There is €7.2bn (£5.3bn;$8bn) left in the country’s bailout program, but creditors refuse to release the money before their demands for further reforms, spending cuts and tax increases are satisfied by Athens.

05-07-2015, 10:31 PM
US jobless claims: 265K – better than expected – USD strengthens
A better than expected jobs number from the US: 265K. Continuing claims are down to 2.228 million, also better than predicted. No revisions were reported. The 4 week moving average is down to 279.5K – the lowest since May 2000.

The US dollar is extending its gains, with EUR/USD down to 1.1265.

The US was expected to report weekly jobless claims at 277K, up from 262K reported originally last week.

The US dollar enjoyed a recovery of sorts from the poor data that hit it yesterday. The question about a second quarter recovery remains open.

EUR/USD traded just under 1.13, GBP/USD around 1.5220 on election day, USD/JPY around 119.15, USD/CAD at 1.2070, AUD/USD at 0.7980 and NZD/USD at 0.7480.

Canada reported a gain of 11.6% in building permits, so the loonie stands out against other currencies.

Continued claims were predicted to stand at 2.28 million.

Tomorrow we get the ultimate jobs data: the Non-Farm Payrolls.

06-08-2015, 07:02 PM
Greece nears default
Overnight Japanese GDP data has surpassed expectations and given the Yen a small boost bringing USDJPY back towards the 125.00 level after it burst through last Friday on the back of the good nonfarm payroll figure. The number was so impressive that not only did the dollar head higher, but US treasury yields spiked, especially on the shorter dated two year, which at one stage hit its highest level for over four years. Before the figure expectations for the first rate hike were at the very back end of 2015 to beginning of 2016, but this has brought this in a little to around October, but one this id for certain, we won’t be seeing the first hike next week which only 6 months ago was the favourite to mark the commencement of tightening.

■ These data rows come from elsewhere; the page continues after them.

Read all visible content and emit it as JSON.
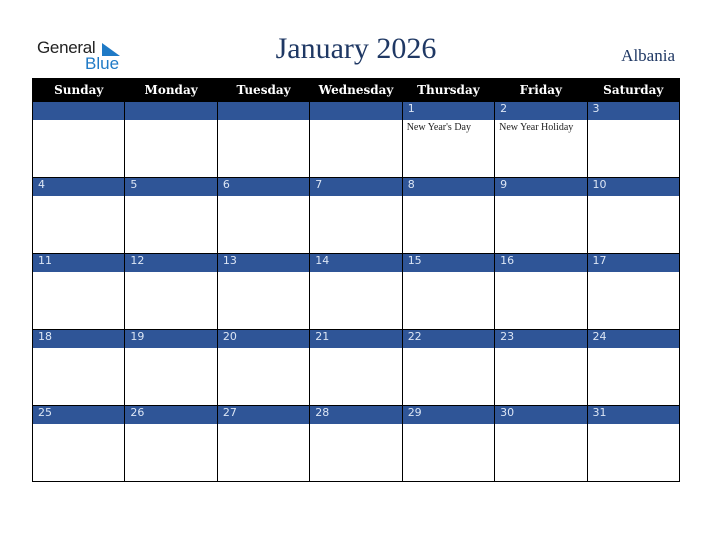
{
  "logo": {
    "line1": "General",
    "line2": "Blue"
  },
  "title": "January 2026",
  "country": "Albania",
  "weekdays": [
    "Sunday",
    "Monday",
    "Tuesday",
    "Wednesday",
    "Thursday",
    "Friday",
    "Saturday"
  ],
  "weeks": [
    {
      "days": [
        "",
        "",
        "",
        "",
        "1",
        "2",
        "3"
      ],
      "events": [
        "",
        "",
        "",
        "",
        "New Year's Day",
        "New Year Holiday",
        ""
      ]
    },
    {
      "days": [
        "4",
        "5",
        "6",
        "7",
        "8",
        "9",
        "10"
      ],
      "events": [
        "",
        "",
        "",
        "",
        "",
        "",
        ""
      ]
    },
    {
      "days": [
        "11",
        "12",
        "13",
        "14",
        "15",
        "16",
        "17"
      ],
      "events": [
        "",
        "",
        "",
        "",
        "",
        "",
        ""
      ]
    },
    {
      "days": [
        "18",
        "19",
        "20",
        "21",
        "22",
        "23",
        "24"
      ],
      "events": [
        "",
        "",
        "",
        "",
        "",
        "",
        ""
      ]
    },
    {
      "days": [
        "25",
        "26",
        "27",
        "28",
        "29",
        "30",
        "31"
      ],
      "events": [
        "",
        "",
        "",
        "",
        "",
        "",
        ""
      ]
    }
  ],
  "colors": {
    "header_bg": "#000000",
    "week_bar": "#2f5597",
    "title": "#1f3864",
    "logo_blue": "#1f7ac6"
  }
}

Greece remains a thorn in the side of not only the Eurozone, but now the US after President Obama made clear his concern at the G7 about the heightened chances of a Greek debt default. Since missing the deadline for their first IMF repayment of the month last Friday, this Friday’s €350m deadline is moribund now that as they now insist on making all four June repayments in one at the end of the month. This is looking increasingly unlikely to happen without the funds from the agreed bailout extension earlier in the year.

06-15-2015, 06:00 PM
EUR: The End Of Complacency - Credit Agricole
EUR came off at the start of the new week after the talks between Greece and its creditors in Brussels were abandoned after only 45 minutes yesterday. The latest revised proposal by Athens fell well short of creditors' demands who insist on credible commitment to higher primary fiscal surplus achieved through unpopular measures like further pension and wage cuts.

Greek officials reiterated after the talks that Athens is willing to find a solution going into the all-important Eurogroup meeting on Thursday. Our central case is still for a compromise to be found most likely in the form of a partial bailout extension in exchange for the implementation of some of the reforms. This should help avoid imminent default ahead of the IMF loan repayment next week. It could still leave open the prospect for a potential referendum in Greece on the full reform package in July, however, and keep the risks for EUR on the downside.

Market uneasiness could grow ahead of the Eurogroup meeting and keep the downside pressure on EURUSD in place for now.

One key question is also how the Fed will respond to the intensifying uncertainty about Greece. We suspect that while Yellen will try not to rock the boat too much, it will be hard for her to ignore the latest improvement in US data and especially various inflation gauges. Positive surprises from today's US IP could fuel more hawkish expectations some more. All that should keep USD supported broadly this week.

Lingering Greek fears and more constructive message from the Fed could make for a less favourable backdrop for risk correlated G10 currencies. We suspect that the likes of AUD and NZD could remain vulnerable alongside EUR.